Protesters have been filling the halls of Capitol Hill in latest days to confront GOP senators concerning the allegations towards Kavanaugh, and a vote for him might be portrayed by many, not simply demonstrators, as missing sensitivity to the victims of assault.
Flake requested for a one-week delay on a ground vote for Kavanaugh after two ladies who mentioned they had been victims of sexual assault confronted him in an elevator exterior his workplace on Friday. The confrontation befell shortly after he had introduced he would vote for Kavanaugh.
Every day confrontations with camera-wielding protesters asking senators whether or not they imagine individuals who say they’re victims of sexual assault are beginning to put on on lawmakers’ nerves.
Sen. Jon Kyl (R-Ariz.) misplaced his persistence when two protesters ran as much as him on his option to a vote to ask him about his views on sexual assault.
“Would you please go away me alone!” he snapped as law enforcement officials blocked the protesters from boarding a shuttle practice from the Dirksen Workplace Constructing to the Capitol.
Collins, maybe essentially the most outstanding Republican lady on Capitol Hill, was seen final week as prone to vote for Kavanaugh.
However the nominee’s combative efficiency earlier than the Senate Judiciary Committee, mixed with Ford’s testimony, which even Trump on the time described as “compelling” and “credible,” has solid contemporary doubt on what Collins will do.
King, Collins’s house state colleague, mentioned Trump’s feedback would make it more durable for Collins, Flake and Murkowski to vote for Kavanaugh.

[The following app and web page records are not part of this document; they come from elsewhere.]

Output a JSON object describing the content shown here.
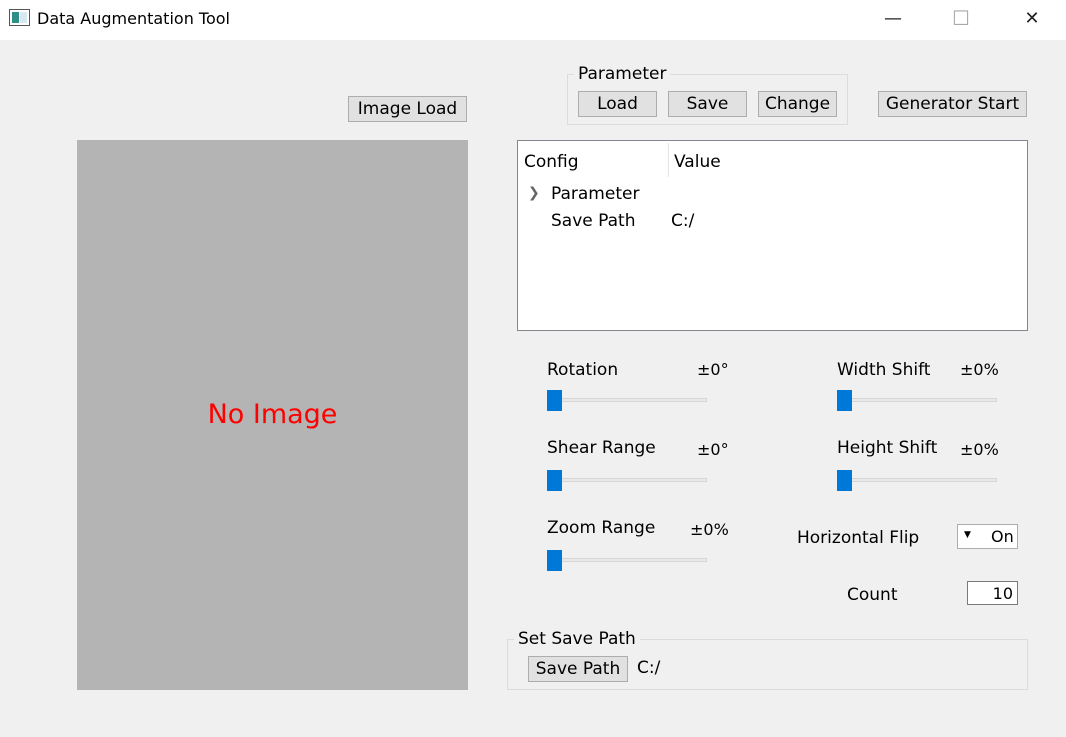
{
  "window": {
    "title": "Data Augmentation Tool",
    "minimize_glyph": "—",
    "maximize_glyph": "☐",
    "close_glyph": "✕"
  },
  "toolbar": {
    "image_load_label": "Image Load",
    "parameter_group_title": "Parameter",
    "load_label": "Load",
    "save_label": "Save",
    "change_label": "Change",
    "generator_start_label": "Generator Start"
  },
  "image_panel": {
    "placeholder_text": "No Image"
  },
  "config_tree": {
    "columns": [
      "Config",
      "Value"
    ],
    "rows": [
      {
        "config": "Parameter",
        "value": "",
        "expandable": true
      },
      {
        "config": "Save Path",
        "value": "C:/",
        "expandable": false
      }
    ]
  },
  "params": {
    "rotation": {
      "label": "Rotation",
      "value_text": "±0°",
      "slider_value": 0
    },
    "shear_range": {
      "label": "Shear Range",
      "value_text": "±0°",
      "slider_value": 0
    },
    "zoom_range": {
      "label": "Zoom Range",
      "value_text": "±0%",
      "slider_value": 0
    },
    "width_shift": {
      "label": "Width Shift",
      "value_text": "±0%",
      "slider_value": 0
    },
    "height_shift": {
      "label": "Height Shift",
      "value_text": "±0%",
      "slider_value": 0
    },
    "horizontal_flip": {
      "label": "Horizontal Flip",
      "selected": "On"
    },
    "count": {
      "label": "Count",
      "value": "10"
    }
  },
  "save_path_group": {
    "title": "Set Save Path",
    "button_label": "Save Path",
    "path": "C:/"
  },
  "colors": {
    "accent": "#0078d7",
    "no_image_text": "#ff0000",
    "image_panel_bg": "#b4b4b4"
  }
}
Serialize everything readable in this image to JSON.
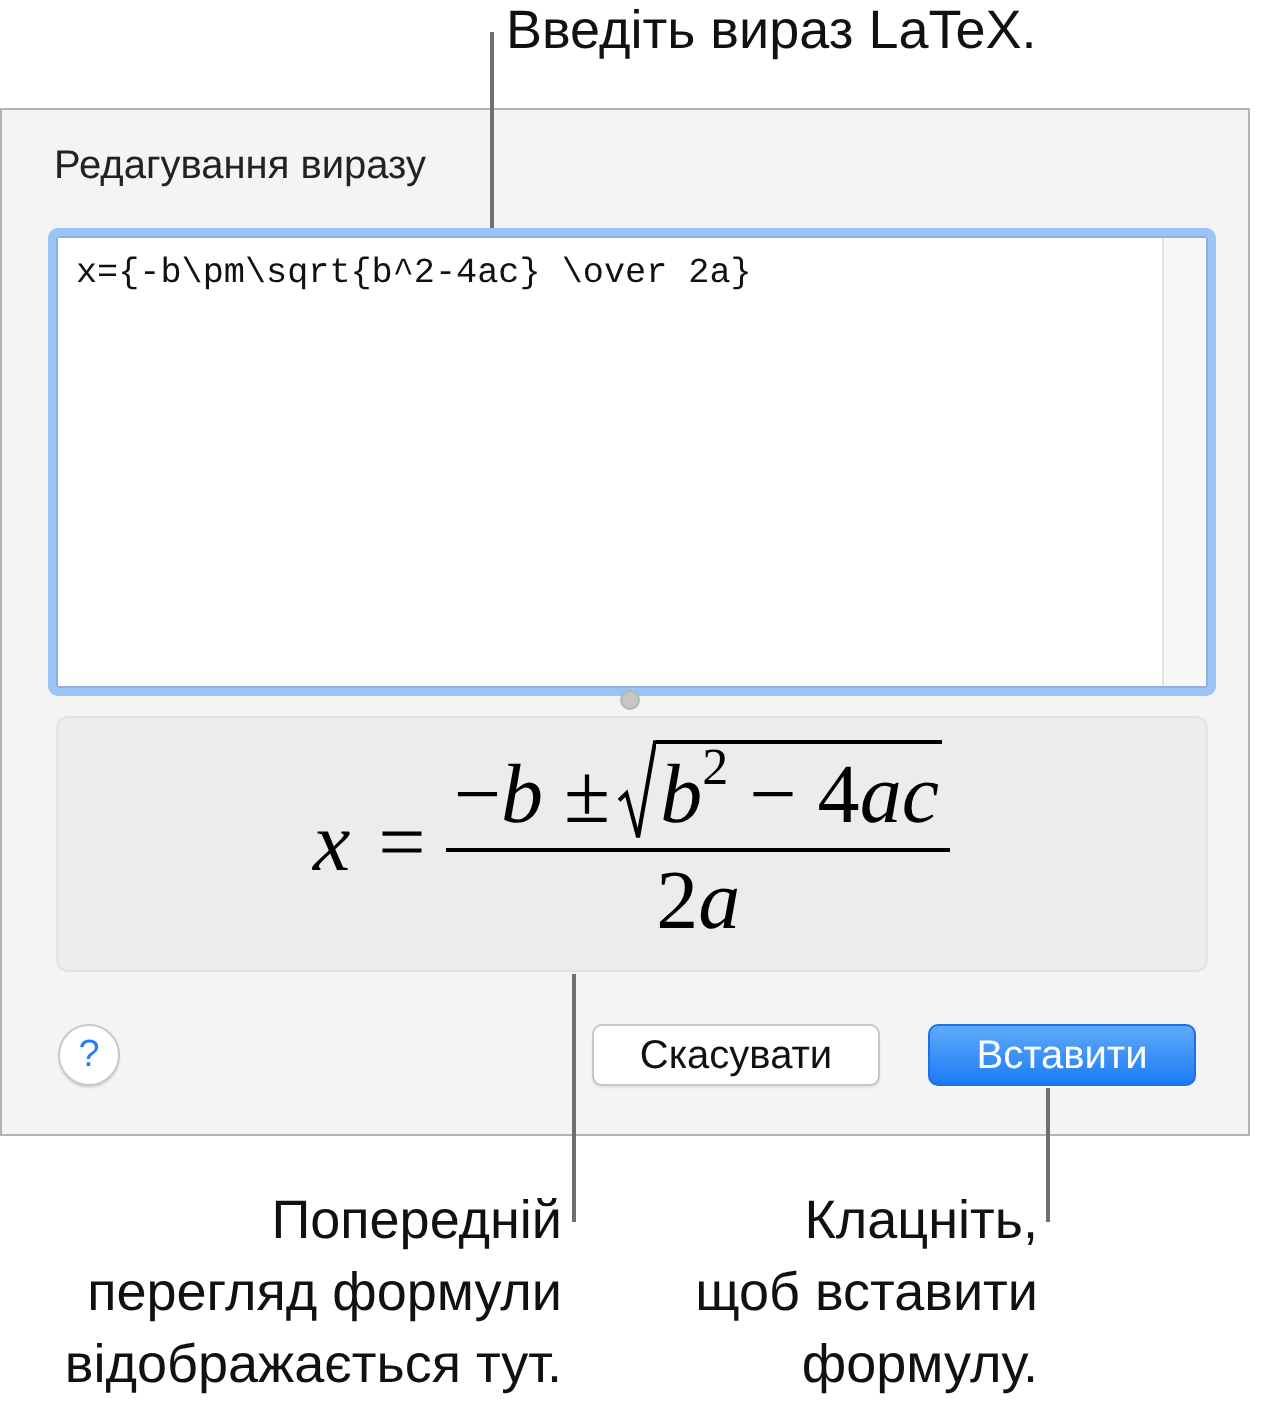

“Everyone primarily is speaking about an viewers of three right here and I don’t suppose that was a method that may be calculated to win over these three votes,” King mentioned.
–Jordain Carney contributed.